Embattled US Rep George Santos won’t seek re-election after damning ethics report

By Moira Warburton

WASHINGTON (Reuters) -Embattled Republican U.S. Representative George Santos said on Thursday he will not run for re-election in an announcement made shortly after the release of a scathing report by fellow lawmakers that referred more “uncharged and unlawful conduct” to the Justice Department for possible criminal prosecution.

But the first-term congressman from New York said he would not resign even as a renewed effort to expel him from the House of Representatives gained steam.

Santos, 35, previously pleaded not guilty to federal charges of laundering campaign funds to pay for personal expenses and charging the credit cards of donors without permission, among other campaign finance violations.

The House Ethics Committee’s investigative report, released barely an hour before Santos made his announcement, identified further questionable financial activity by the congressman, prompting more of his fellow Republicans to urge expulsion.

“I will continue on my mission to serve my constituents up until I am allowed. I will however NOT be seeking re-election for a second term in 2024,” Santos wrote on social media. “My family deserves better than to be under the gun from the press all the time.”

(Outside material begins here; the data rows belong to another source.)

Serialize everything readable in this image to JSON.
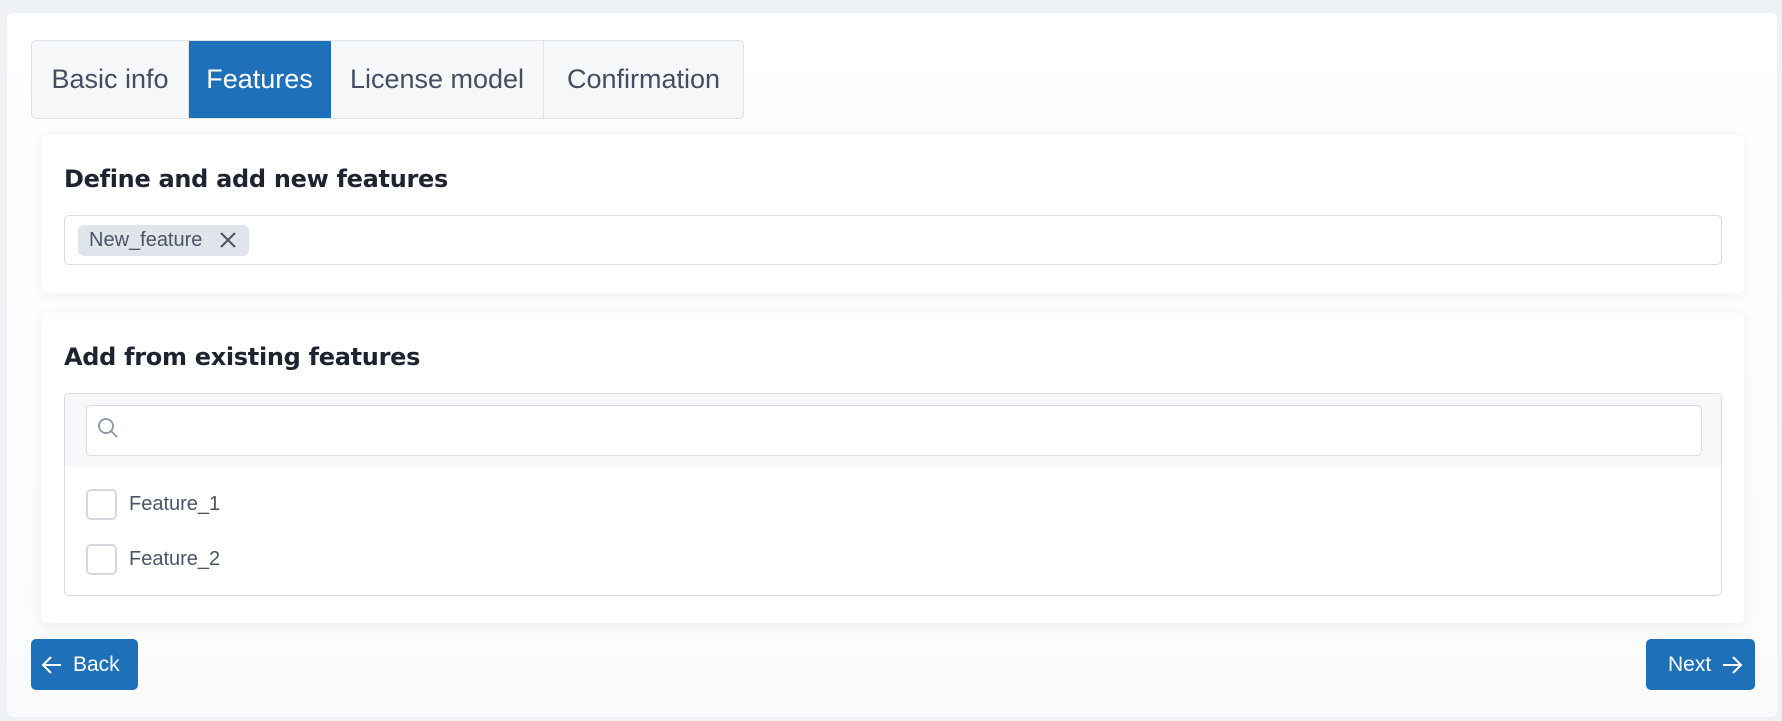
{
  "tabs": [
    {
      "label": "Basic info",
      "active": false
    },
    {
      "label": "Features",
      "active": true
    },
    {
      "label": "License model",
      "active": false
    },
    {
      "label": "Confirmation",
      "active": false
    }
  ],
  "new_features": {
    "title": "Define and add new features",
    "chips": [
      {
        "label": "New_feature",
        "icon": "close-icon"
      }
    ]
  },
  "existing_features": {
    "title": "Add from existing features",
    "search": {
      "value": "",
      "placeholder": "",
      "icon": "search-icon"
    },
    "options": [
      {
        "label": "Feature_1",
        "checked": false
      },
      {
        "label": "Feature_2",
        "checked": false
      }
    ]
  },
  "footer": {
    "back_label": "Back",
    "back_icon": "arrow-left-icon",
    "next_label": "Next",
    "next_icon": "arrow-right-icon"
  },
  "colors": {
    "primary": "#1e70b8",
    "chip_bg": "#e0e5ec",
    "border": "#d6dbe3"
  }
}
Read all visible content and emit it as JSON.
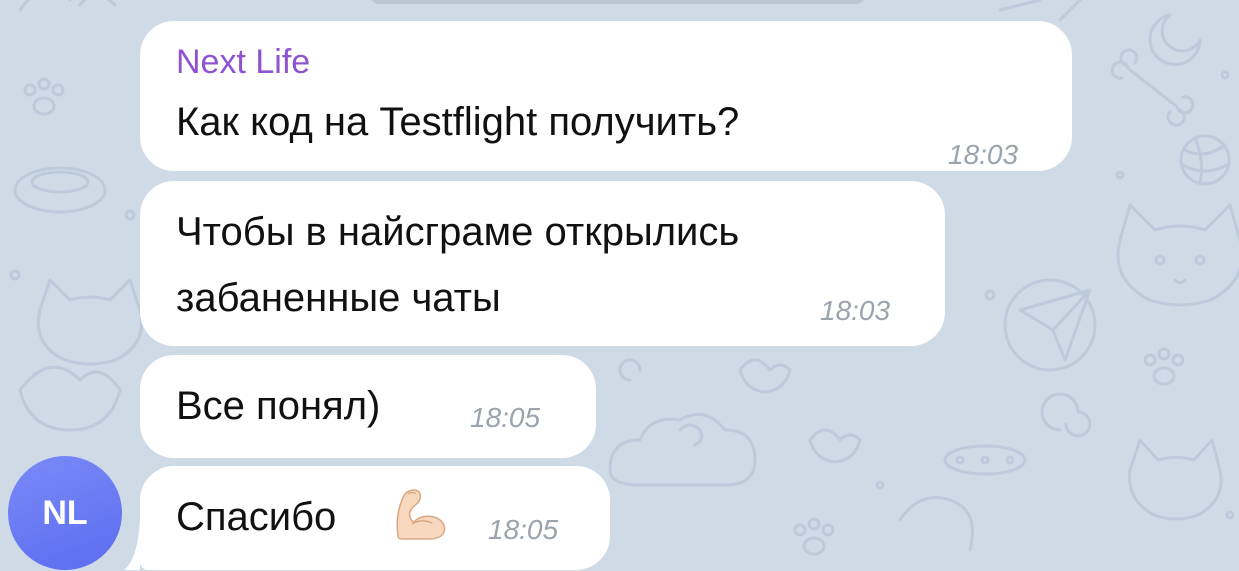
{
  "chat": {
    "sender_name": "Next Life",
    "avatar_initials": "NL",
    "messages": [
      {
        "text": "Как код на Testflight получить?",
        "time": "18:03"
      },
      {
        "line1": "Чтобы в найсграме открылись",
        "line2": "забаненные чаты",
        "time": "18:03"
      },
      {
        "text": "Все понял)",
        "time": "18:05"
      },
      {
        "text": "Спасибо",
        "emoji": "flexed-biceps-emoji",
        "time": "18:05"
      }
    ]
  },
  "colors": {
    "background": "#cfdae7",
    "bubble": "#ffffff",
    "sender_name": "#8e53d3",
    "time": "#9ba3ad",
    "avatar": "#6a7bf3"
  }
}
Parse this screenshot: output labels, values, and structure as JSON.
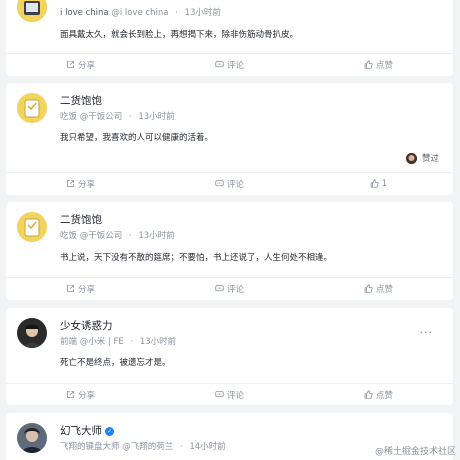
{
  "posts": [
    {
      "author": "i love china",
      "handle": "@i love china",
      "time": "13小时前",
      "content": "面具戴太久，就会长到脸上，再想揭下来，除非伤筋动骨扒皮。",
      "share": "分享",
      "comment": "评论",
      "like": "点赞"
    },
    {
      "author": "二货饱饱",
      "role": "吃饭 @干饭公司",
      "time": "13小时前",
      "content": "我只希望，我喜欢的人可以健康的活着。",
      "liked_text": "赞过",
      "share": "分享",
      "comment": "评论",
      "like": "1"
    },
    {
      "author": "二货饱饱",
      "role": "吃饭 @干饭公司",
      "time": "13小时前",
      "content": "书上说，天下没有不散的筵席；不要怕，书上还说了，人生何处不相逢。",
      "share": "分享",
      "comment": "评论",
      "like": "点赞"
    },
    {
      "author": "少女诱惑力",
      "role": "前端 @小米 | FE",
      "time": "13小时前",
      "content": "死亡不是终点，被遗忘才是。",
      "more": "···",
      "share": "分享",
      "comment": "评论",
      "like": "点赞"
    },
    {
      "author": "幻飞大师",
      "role": "飞翔的键盘大师 @飞翔的荷兰",
      "time": "14小时前"
    }
  ],
  "watermark": "@稀土掘金技术社区",
  "colors": {
    "background": "#f2f3f5",
    "text": "#1d2129",
    "meta": "#8a919f",
    "accent": "#1e80ff"
  }
}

Santos survived an expulsion vote on Nov. 1. The ethics panel’s Republican chairman, Representative Michael Guest, intends to file a fresh expulsion motion on Friday, according to his office, and lawmakers could take it up after next week’s Thanksgiving holiday break.

Santos came under scrutiny even before taking office in January after the New York Times and other media outlets reported he had fabricated much of his life story while running for office. Santos has dismissed complaints that he had lied about his education, work history and family as mere resume embellishment.

Two of his former aides already have pleaded guilty to campaign finance violations.


The committee’s report found that Santos “sought to fraudulently exploit every aspect of his House candidacy for his own personal financial profit.”

Santos charged almost $4,000 for spa treatments, including Botox, to his congressional campaign account, according to the report. He also spent more than $4,000 of campaign money at the retail store Hermes and made “smaller purchases” from Sephora, a makeup store, and OnlyFans, an online platform known for sexual content, the report found.

He also had his campaign pay more than $3,300 for an Airbnb in the exclusive Hamptons area of Long Island in July 2022, at a time when he had no recorded campaign events, it found.

The pattern of poor bookkeeping and personal use of campaign money was so extensive, the report found, that his election “has called into question the integrity of the House.”

In light of an ongoing federal criminal investigation and the new “findings of additional uncharged and unlawful conduct by Representative Santos, the (panel’s investigative subcommittee) recommended that the committee immediately refer these allegations to the Department of Justice,” the report stated.

Specifically, the committee said it uncovered fresh evidence of falsely reported loans received by Santos’ unsuccessful 2020 congressional campaign, improper loan repayments and “systemic reporting errors” in both his 2020 and 2022 campaigns.

The committee said it contacted about 40 witnesses, reviewed more than 170,000 pages of documents and filed 37 subpoenas in its months-long investigation. It said Santos declined to cooperate.

A Justice Department spokesperson declined to comment.


Santos has been marginalized in Congress, with no committee assignments and little influence. He has faced fierce criticism from his fellow New York Republicans in Congress. One of them, Representative Mike Lawler, said on Thursday Santos should resign immediately or be forced out.

“His conduct is not only unbecoming and embarrassing, it is criminal,” Lawler said.

On Nov. 1, 182 of his fellow Republicans voted against his expulsion, as they need his seat to protect their narrow House majority. That 221-213 margin empowers them to block much of Democratic President Joe Biden’s legislative agenda.

But that dam could be breaking. Republican Representative Ashley Hinson, who voted against expulsion, said she now backs his removal.

Among other claims Santos has made about his background, he said he earned degrees from New York University and Baruch College in Manhattan. Neither institution had any record of him attending. He claimed to have worked at Goldman Sachs and Citigroup, also untrue. He also said falsely he was Jewish and that his grandparents escaped the Nazis during World War Two.

Santos apologized for “embellishing” his resume, but defended aspects of the way he had represented himself. He has since described himself as “Jew-ish” rather than “Jewish” when discussing his heritage, telling the New York Post that he described himself that way because his “maternal family had a Jewish background.”

His congressional district contains parts of New York City’s Queens borough and Long Island’s Nassau County just east of the city.

(Reporting by Moira Warburton; additional reporting by Andrew Goudsward, Gram Slattery and Sarah N. Lynch; editing by Jonathan Oatis, Will Dunham and and Andy Sullivan)